Cholera outbreak sweeping zambia takes toll on thousands, overwhelms healthcare system.

A severe cholera outbreak in Zambia has left thousands infected and overwhelmed the healthcare system, with at least 432 reported deaths since October, according to government figures. Sandra Nyendwa and her seven-year-old son fell critically ill during the outbreak, joining the ranks of more than 10,000 people affected by the disease.

The outbreak has spread across nine out of Zambia’s ten provinces, with the majority of cases concentrated in the capital, Lusaka—a city of approximately 3 million people. Authorities have established a makeshift treatment center outside the National Heroes Stadium to address the surge in cholera cases.

Cholera, a waterborne disease, is transmitted through contaminated food or water, particularly in crowded environments where access to clean water and sanitation is limited. Serious cases can lead to acute diarrhea and, if left untreated, can result in death.

Residents like Sandra Nyendwa, who used to drink unfiltered water without concern, have now become more cautious about water sources. “We didn’t know that there was an outbreak of the disease, but now we know,” Nyendwa stated, emphasizing the importance of chlorination and clean water practices.

Zambia has mobilized retired health workers and volunteers to assist with the cholera response, acknowledging the strain on the healthcare system. Health Minister Sylvia Masebo highlighted the challenges, stating, “We’ve had to remove certain staff from other facilities to bring them here. And that itself is a negative because it does affect the operations of the health centers.”

The outbreak in Zambia reflects a broader trend, with neighboring countries such as Zimbabwe, Malawi, and Mozambique also grappling with cholera outbreaks since the previous year.
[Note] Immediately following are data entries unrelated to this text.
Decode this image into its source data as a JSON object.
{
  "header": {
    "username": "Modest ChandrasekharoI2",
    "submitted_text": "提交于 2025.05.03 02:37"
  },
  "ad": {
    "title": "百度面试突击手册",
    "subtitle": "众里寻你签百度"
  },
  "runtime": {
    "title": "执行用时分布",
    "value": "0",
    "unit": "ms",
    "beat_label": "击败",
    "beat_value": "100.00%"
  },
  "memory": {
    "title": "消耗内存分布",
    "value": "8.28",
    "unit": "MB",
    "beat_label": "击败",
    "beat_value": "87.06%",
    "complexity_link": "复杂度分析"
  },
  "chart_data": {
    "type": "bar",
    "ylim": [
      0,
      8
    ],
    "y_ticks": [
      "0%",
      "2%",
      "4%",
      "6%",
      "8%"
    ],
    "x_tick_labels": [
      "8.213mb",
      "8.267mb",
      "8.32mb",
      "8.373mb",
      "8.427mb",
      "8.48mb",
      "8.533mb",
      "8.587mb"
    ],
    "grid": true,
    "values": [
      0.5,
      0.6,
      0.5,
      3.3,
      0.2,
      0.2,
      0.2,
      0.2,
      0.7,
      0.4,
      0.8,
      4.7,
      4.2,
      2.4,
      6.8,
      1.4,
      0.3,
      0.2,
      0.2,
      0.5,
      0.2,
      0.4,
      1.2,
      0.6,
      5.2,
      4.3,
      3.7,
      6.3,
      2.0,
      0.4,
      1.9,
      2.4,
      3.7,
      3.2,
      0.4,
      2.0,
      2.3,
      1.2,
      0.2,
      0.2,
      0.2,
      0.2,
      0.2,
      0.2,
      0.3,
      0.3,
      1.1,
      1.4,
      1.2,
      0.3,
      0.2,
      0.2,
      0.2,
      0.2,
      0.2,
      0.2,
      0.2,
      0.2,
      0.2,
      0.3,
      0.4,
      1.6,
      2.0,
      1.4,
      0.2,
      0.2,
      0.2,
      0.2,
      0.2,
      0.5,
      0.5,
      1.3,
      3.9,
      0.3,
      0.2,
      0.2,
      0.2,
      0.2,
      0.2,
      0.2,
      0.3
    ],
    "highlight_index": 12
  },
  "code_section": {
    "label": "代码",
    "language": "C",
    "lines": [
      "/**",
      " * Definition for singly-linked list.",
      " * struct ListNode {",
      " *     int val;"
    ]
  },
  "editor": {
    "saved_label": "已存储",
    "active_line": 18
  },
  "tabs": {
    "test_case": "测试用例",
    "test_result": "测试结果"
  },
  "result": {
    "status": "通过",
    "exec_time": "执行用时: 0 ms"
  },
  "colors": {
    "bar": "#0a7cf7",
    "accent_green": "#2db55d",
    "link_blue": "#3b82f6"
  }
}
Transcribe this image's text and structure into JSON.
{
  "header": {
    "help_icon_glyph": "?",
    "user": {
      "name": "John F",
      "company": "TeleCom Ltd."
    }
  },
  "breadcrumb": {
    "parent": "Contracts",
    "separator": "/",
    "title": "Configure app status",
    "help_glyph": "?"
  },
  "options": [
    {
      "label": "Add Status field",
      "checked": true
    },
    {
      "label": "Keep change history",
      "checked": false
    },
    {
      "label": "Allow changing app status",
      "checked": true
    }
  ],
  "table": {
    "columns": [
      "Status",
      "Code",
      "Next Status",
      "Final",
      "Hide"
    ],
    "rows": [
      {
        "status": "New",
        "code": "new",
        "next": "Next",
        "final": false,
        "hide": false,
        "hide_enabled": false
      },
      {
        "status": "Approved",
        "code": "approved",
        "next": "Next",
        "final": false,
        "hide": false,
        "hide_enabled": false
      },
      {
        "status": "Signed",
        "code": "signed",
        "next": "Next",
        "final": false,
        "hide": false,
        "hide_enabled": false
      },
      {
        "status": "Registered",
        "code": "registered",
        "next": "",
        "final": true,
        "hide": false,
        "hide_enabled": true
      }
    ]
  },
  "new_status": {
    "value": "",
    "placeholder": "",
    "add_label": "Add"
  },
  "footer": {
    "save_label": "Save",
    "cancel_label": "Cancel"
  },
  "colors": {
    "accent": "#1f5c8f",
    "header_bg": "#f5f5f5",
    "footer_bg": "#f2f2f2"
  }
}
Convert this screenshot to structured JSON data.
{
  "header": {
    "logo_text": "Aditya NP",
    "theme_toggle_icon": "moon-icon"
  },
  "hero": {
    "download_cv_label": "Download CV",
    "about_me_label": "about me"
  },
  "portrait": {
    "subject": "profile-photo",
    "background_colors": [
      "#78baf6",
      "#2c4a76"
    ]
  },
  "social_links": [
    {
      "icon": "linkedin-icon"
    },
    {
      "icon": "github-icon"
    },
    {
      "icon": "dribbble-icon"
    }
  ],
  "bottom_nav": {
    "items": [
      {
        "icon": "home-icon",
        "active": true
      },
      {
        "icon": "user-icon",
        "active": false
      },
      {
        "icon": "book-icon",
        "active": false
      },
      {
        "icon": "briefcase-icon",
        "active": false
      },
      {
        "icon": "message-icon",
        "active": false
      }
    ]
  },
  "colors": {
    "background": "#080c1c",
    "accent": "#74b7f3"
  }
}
The surge in worldwide outbreaks has further strained resources, leading to shortages of cholera vaccines in affected regions.